Problem details. Give back all the data exactly, line by line.

-------- Given information

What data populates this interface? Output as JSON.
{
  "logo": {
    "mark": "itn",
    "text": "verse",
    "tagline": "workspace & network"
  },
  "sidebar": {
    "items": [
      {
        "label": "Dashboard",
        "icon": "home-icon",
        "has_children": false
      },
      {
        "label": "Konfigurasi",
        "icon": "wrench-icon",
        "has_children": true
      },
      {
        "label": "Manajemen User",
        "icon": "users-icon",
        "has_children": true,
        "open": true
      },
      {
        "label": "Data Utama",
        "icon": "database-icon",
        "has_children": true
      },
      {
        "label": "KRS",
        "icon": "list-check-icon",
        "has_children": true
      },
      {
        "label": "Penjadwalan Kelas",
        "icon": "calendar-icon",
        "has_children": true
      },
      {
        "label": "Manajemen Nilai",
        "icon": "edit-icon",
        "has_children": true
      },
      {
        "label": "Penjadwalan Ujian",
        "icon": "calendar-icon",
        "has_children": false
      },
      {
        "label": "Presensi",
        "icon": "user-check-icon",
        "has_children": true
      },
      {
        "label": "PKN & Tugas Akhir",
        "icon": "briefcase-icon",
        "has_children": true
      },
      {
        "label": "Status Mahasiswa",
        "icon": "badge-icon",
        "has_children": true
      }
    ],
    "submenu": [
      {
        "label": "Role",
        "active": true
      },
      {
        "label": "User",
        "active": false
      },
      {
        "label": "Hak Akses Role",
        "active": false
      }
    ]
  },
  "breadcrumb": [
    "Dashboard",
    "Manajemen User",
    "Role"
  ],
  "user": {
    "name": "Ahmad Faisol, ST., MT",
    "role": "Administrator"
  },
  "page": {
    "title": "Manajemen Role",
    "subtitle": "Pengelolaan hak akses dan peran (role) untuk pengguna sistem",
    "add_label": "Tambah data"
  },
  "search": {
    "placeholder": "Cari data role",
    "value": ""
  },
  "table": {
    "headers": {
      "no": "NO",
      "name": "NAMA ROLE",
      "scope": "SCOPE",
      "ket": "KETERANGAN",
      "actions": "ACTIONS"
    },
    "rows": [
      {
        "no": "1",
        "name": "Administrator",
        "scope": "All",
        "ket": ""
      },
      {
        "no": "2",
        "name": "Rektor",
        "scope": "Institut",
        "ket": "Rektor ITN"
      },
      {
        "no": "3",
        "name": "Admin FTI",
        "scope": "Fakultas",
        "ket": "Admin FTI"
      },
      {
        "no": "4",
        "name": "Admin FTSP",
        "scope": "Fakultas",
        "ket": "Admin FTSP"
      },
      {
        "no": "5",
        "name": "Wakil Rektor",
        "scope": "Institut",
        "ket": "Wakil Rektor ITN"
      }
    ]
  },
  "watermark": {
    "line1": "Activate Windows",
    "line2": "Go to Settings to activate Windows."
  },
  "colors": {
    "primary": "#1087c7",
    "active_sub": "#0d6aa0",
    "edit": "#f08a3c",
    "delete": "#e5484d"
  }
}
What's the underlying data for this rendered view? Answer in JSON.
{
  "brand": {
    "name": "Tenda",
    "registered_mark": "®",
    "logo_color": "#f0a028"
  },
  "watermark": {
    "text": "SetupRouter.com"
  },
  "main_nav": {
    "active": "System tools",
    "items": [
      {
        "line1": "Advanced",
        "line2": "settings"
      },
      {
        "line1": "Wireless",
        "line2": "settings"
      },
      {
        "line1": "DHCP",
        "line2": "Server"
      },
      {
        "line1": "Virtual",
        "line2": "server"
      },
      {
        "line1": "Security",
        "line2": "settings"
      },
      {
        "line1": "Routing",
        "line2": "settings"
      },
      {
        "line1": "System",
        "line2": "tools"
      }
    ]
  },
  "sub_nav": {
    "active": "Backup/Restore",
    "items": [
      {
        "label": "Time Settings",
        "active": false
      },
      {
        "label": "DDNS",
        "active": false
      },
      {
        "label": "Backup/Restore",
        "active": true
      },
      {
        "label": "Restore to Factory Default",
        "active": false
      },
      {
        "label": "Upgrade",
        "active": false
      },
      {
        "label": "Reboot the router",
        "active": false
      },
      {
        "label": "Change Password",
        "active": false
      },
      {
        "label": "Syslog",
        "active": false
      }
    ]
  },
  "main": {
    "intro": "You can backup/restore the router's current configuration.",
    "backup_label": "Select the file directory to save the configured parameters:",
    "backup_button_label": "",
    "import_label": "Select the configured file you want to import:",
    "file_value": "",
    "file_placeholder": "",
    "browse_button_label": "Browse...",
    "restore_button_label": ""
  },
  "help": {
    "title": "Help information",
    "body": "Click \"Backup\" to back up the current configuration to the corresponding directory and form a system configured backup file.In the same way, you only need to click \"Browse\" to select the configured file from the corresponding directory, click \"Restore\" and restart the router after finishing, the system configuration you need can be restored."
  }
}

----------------

Solution for this task.
What data populates this interface? Output as JSON.
{
  "logo": {
    "mark": "itn",
    "text": "verse",
    "tagline": "workspace & network"
  },
  "sidebar": {
    "items": [
      {
        "label": "Dashboard",
        "icon": "home-icon",
        "has_children": false
      },
      {
        "label": "Konfigurasi",
        "icon": "wrench-icon",
        "has_children": true
      },
      {
        "label": "Manajemen User",
        "icon": "users-icon",
        "has_children": true,
        "open": true
      },
      {
        "label": "Data Utama",
        "icon": "database-icon",
        "has_children": true
      },
      {
        "label": "KRS",
        "icon": "list-check-icon",
        "has_children": true
      },
      {
        "label": "Penjadwalan Kelas",
        "icon": "calendar-icon",
        "has_children": true
      },
      {
        "label": "Manajemen Nilai",
        "icon": "edit-icon",
        "has_children": true
      },
      {
        "label": "Penjadwalan Ujian",
        "icon": "calendar-icon",
        "has_children": false
      },
      {
        "label": "Presensi",
        "icon": "user-check-icon",
        "has_children": true
      },
      {
        "label": "PKN & Tugas Akhir",
        "icon": "briefcase-icon",
        "has_children": true
      },
      {
        "label": "Status Mahasiswa",
        "icon": "badge-icon",
        "has_children": true
      }
    ],
    "submenu": [
      {
        "label": "Role",
        "active": true
      },
      {
        "label": "User",
        "active": false
      },
      {
        "label": "Hak Akses Role",
        "active": false
      }
    ]
  },
  "breadcrumb": [
    "Dashboard",
    "Manajemen User",
    "Role"
  ],
  "user": {
    "name": "Ahmad Faisol, ST., MT",
    "role": "Administrator"
  },
  "page": {
    "title": "Manajemen Role",
    "subtitle": "Pengelolaan hak akses dan peran (role) untuk pengguna sistem",
    "add_label": "Tambah data"
  },
  "search": {
    "placeholder": "Cari data role",
    "value": ""
  },
  "table": {
    "headers": {
      "no": "NO",
      "name": "NAMA ROLE",
      "scope": "SCOPE",
      "ket": "KETERANGAN",
      "actions": "ACTIONS"
    },
    "rows": [
      {
        "no": "1",
        "name": "Administrator",
        "scope": "All",
        "ket": ""
      },
      {
        "no": "2",
        "name": "Rektor",
        "scope": "Institut",
        "ket": "Rektor ITN"
      },
      {
        "no": "3",
        "name": "Admin FTI",
        "scope": "Fakultas",
        "ket": "Admin FTI"
      },
      {
        "no": "4",
        "name": "Admin FTSP",
        "scope": "Fakultas",
        "ket": "Admin FTSP"
      },
      {
        "no": "5",
        "name": "Wakil Rektor",
        "scope": "Institut",
        "ket": "Wakil Rektor ITN"
      }
    ]
  },
  "watermark": {
    "line1": "Activate Windows",
    "line2": "Go to Settings to activate Windows."
  },
  "colors": {
    "primary": "#1087c7",
    "active_sub": "#0d6aa0",
    "edit": "#f08a3c",
    "delete": "#e5484d"
  }
}
What's the underlying data for this rendered view? Answer in JSON.
{
  "brand": {
    "name": "Tenda",
    "registered_mark": "®",
    "logo_color": "#f0a028"
  },
  "watermark": {
    "text": "SetupRouter.com"
  },
  "main_nav": {
    "active": "System tools",
    "items": [
      {
        "line1": "Advanced",
        "line2": "settings"
      },
      {
        "line1": "Wireless",
        "line2": "settings"
      },
      {
        "line1": "DHCP",
        "line2": "Server"
      },
      {
        "line1": "Virtual",
        "line2": "server"
      },
      {
        "line1": "Security",
        "line2": "settings"
      },
      {
        "line1": "Routing",
        "line2": "settings"
      },
      {
        "line1": "System",
        "line2": "tools"
      }
    ]
  },
  "sub_nav": {
    "active": "Backup/Restore",
    "items": [
      {
        "label": "Time Settings",
        "active": false
      },
      {
        "label": "DDNS",
        "active": false
      },
      {
        "label": "Backup/Restore",
        "active": true
      },
      {
        "label": "Restore to Factory Default",
        "active": false
      },
      {
        "label": "Upgrade",
        "active": false
      },
      {
        "label": "Reboot the router",
        "active": false
      },
      {
        "label": "Change Password",
        "active": false
      },
      {
        "label": "Syslog",
        "active": false
      }
    ]
  },
  "main": {
    "intro": "You can backup/restore the router's current configuration.",
    "backup_label": "Select the file directory to save the configured parameters:",
    "backup_button_label": "",
    "import_label": "Select the configured file you want to import:",
    "file_value": "",
    "file_placeholder": "",
    "browse_button_label": "Browse...",
    "restore_button_label": ""
  },
  "help": {
    "title": "Help information",
    "body": "Click \"Backup\" to back up the current configuration to the corresponding directory and form a system configured backup file.In the same way, you only need to click \"Browse\" to select the configured file from the corresponding directory, click \"Restore\" and restart the router after finishing, the system configuration you need can be restored."
  }
}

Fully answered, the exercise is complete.